I saw Mike Daisey perform two of his The Great Tragedies monologues this weekend - Romeo & Juliet and MacBeth, despite the icy weather here in Dallas (one show courtesy of Daisey himself who fronted some comps... much gratitude). Good stuff. As a solo performer myself, I have listened to many of his shows on recordings. I have seen him perfom a few times in the past (How Theatre Failed America, Great Men of Genius, etc.). His 24 hour-in-total-duration monologue All The Hours of the Day served as inspiration for my own 6 hour and 20 minute solo longform monologue experiement Dribble Funk 380.
I am particularly interested in how he puts his shows together. I have started to pay really close attention to the structure of his shows and how he paces them. It was really wonderful to get a chance to study his work up close again.
I was reminded of this article I read years ago. I had to look for it, but this is Mike talking about carving a career out in the arts in an interview with DC Theatre Scene back in 2011:
Instead of trudging through the ranks of various theater companies, it seems like you’ve very much created your own space for yourself as a performer. Do you have any advice for other prospective monologists or otherwise ambitious performers?

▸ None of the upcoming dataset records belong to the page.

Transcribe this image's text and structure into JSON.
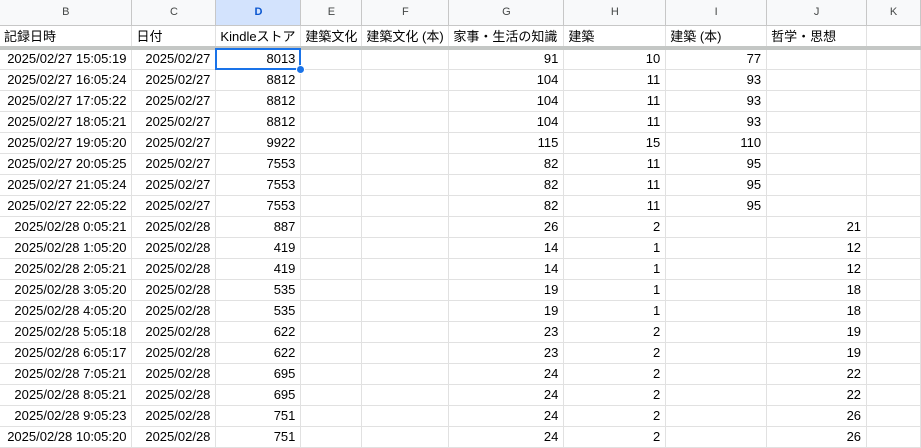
{
  "columns": [
    "B",
    "C",
    "D",
    "E",
    "F",
    "G",
    "H",
    "I",
    "J",
    "K"
  ],
  "selected_column": "D",
  "headers": [
    "記録日時",
    "日付",
    "Kindleストア",
    "建築文化",
    "建築文化 (本)",
    "家事・生活の知識",
    "建築",
    "建築 (本)",
    "哲学・思想",
    ""
  ],
  "rows": [
    [
      "2025/02/27 15:05:19",
      "2025/02/27",
      "8013",
      "",
      "",
      "91",
      "10",
      "77",
      ""
    ],
    [
      "2025/02/27 16:05:24",
      "2025/02/27",
      "8812",
      "",
      "",
      "104",
      "11",
      "93",
      ""
    ],
    [
      "2025/02/27 17:05:22",
      "2025/02/27",
      "8812",
      "",
      "",
      "104",
      "11",
      "93",
      ""
    ],
    [
      "2025/02/27 18:05:21",
      "2025/02/27",
      "8812",
      "",
      "",
      "104",
      "11",
      "93",
      ""
    ],
    [
      "2025/02/27 19:05:20",
      "2025/02/27",
      "9922",
      "",
      "",
      "115",
      "15",
      "110",
      ""
    ],
    [
      "2025/02/27 20:05:25",
      "2025/02/27",
      "7553",
      "",
      "",
      "82",
      "11",
      "95",
      ""
    ],
    [
      "2025/02/27 21:05:24",
      "2025/02/27",
      "7553",
      "",
      "",
      "82",
      "11",
      "95",
      ""
    ],
    [
      "2025/02/27 22:05:22",
      "2025/02/27",
      "7553",
      "",
      "",
      "82",
      "11",
      "95",
      ""
    ],
    [
      "2025/02/28 0:05:21",
      "2025/02/28",
      "887",
      "",
      "",
      "26",
      "2",
      "",
      "21"
    ],
    [
      "2025/02/28 1:05:20",
      "2025/02/28",
      "419",
      "",
      "",
      "14",
      "1",
      "",
      "12"
    ],
    [
      "2025/02/28 2:05:21",
      "2025/02/28",
      "419",
      "",
      "",
      "14",
      "1",
      "",
      "12"
    ],
    [
      "2025/02/28 3:05:20",
      "2025/02/28",
      "535",
      "",
      "",
      "19",
      "1",
      "",
      "18"
    ],
    [
      "2025/02/28 4:05:20",
      "2025/02/28",
      "535",
      "",
      "",
      "19",
      "1",
      "",
      "18"
    ],
    [
      "2025/02/28 5:05:18",
      "2025/02/28",
      "622",
      "",
      "",
      "23",
      "2",
      "",
      "19"
    ],
    [
      "2025/02/28 6:05:17",
      "2025/02/28",
      "622",
      "",
      "",
      "23",
      "2",
      "",
      "19"
    ],
    [
      "2025/02/28 7:05:21",
      "2025/02/28",
      "695",
      "",
      "",
      "24",
      "2",
      "",
      "22"
    ],
    [
      "2025/02/28 8:05:21",
      "2025/02/28",
      "695",
      "",
      "",
      "24",
      "2",
      "",
      "22"
    ],
    [
      "2025/02/28 9:05:23",
      "2025/02/28",
      "751",
      "",
      "",
      "24",
      "2",
      "",
      "26"
    ],
    [
      "2025/02/28 10:05:20",
      "2025/02/28",
      "751",
      "",
      "",
      "24",
      "2",
      "",
      "26"
    ]
  ],
  "colors": {
    "selection": "#1a73e8",
    "header_bg": "#f8f9fa",
    "selected_header_bg": "#d3e3fd",
    "grid": "#e1e1e1"
  }
}
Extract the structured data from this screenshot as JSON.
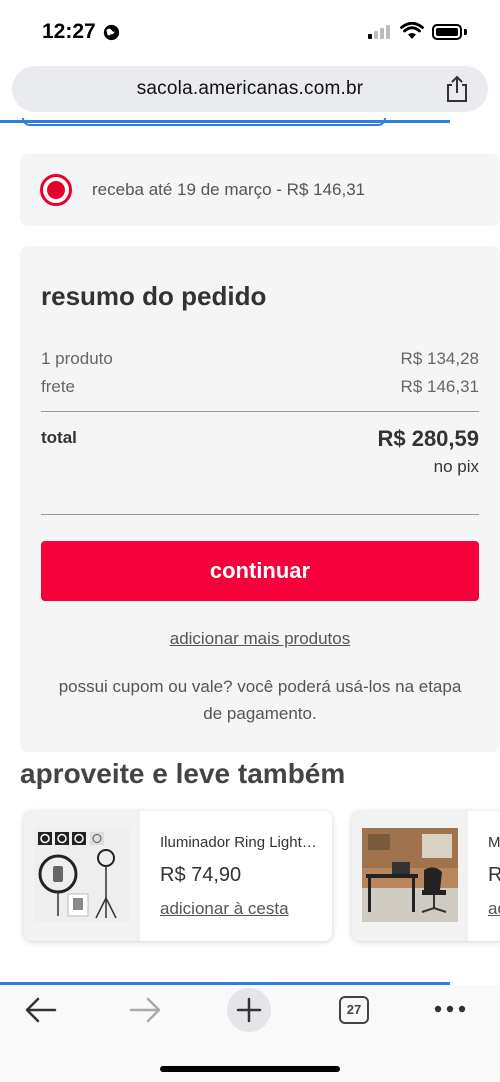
{
  "status_bar": {
    "time": "12:27"
  },
  "browser": {
    "url": "sacola.americanas.com.br",
    "tab_count": "27"
  },
  "delivery": {
    "option_label": "receba até 19 de março - R$ 146,31",
    "selected": true,
    "accent_color": "#e8002c"
  },
  "summary": {
    "title": "resumo do pedido",
    "products_label": "1 produto",
    "products_value": "R$ 134,28",
    "shipping_label": "frete",
    "shipping_value": "R$ 146,31",
    "total_label": "total",
    "total_value": "R$ 280,59",
    "total_note": "no pix",
    "continue_label": "continuar",
    "continue_color": "#f5003a",
    "add_more_label": "adicionar mais produtos",
    "coupon_text_line1": "possui cupom ou vale? você poderá usá-los na etapa",
    "coupon_text_line2": "de pagamento."
  },
  "recommendations": {
    "title": "aproveite e leve também",
    "items": [
      {
        "name": "Iluminador Ring Light…",
        "price": "R$ 74,90",
        "add_label": "adicionar à cesta"
      },
      {
        "name": "M",
        "price": "R",
        "add_label": "ad"
      }
    ]
  },
  "toolbar": {
    "icons": [
      "back-arrow-icon",
      "forward-arrow-icon",
      "new-tab-plus-icon",
      "tabs-count-icon",
      "more-options-icon"
    ]
  }
}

I do! My largest piece of advice is to cheat. It’s very important to cheat. People are prone to not cheating, but they need to cheat. The system of the theater as it’s designed is to prevent people from rising, because there are more people, more artists, more actors, more people who want to work in the theater than there is capacity. So the theater is actually dedicated to getting rid of as many people as possible. The dominant paradigm is actually to get rid of people.
So if you follow all the rules – if you go to the right grad schools, if you do everything exactly by the letter – you’ll probably fail, because the system is built to get rid of 99.999 percent of the people… Everyone I know who’s been successful in the theater is so because they cheated in some way or another. They discovered what advantages they had that no other people could emulate, and they worked to exploit those things. They used the talent they naturally have, but they also found edges and angles other people couldn’t exploit or emulate to game the system.
I really think that people who want to be successful in the arts have to carve a space out for themselves. The only way to do that is to follow unconventional wisdom. If people truly want to be successful, they have to learn how everyone is supposed to do things, and then figure out how they’ll subvert it.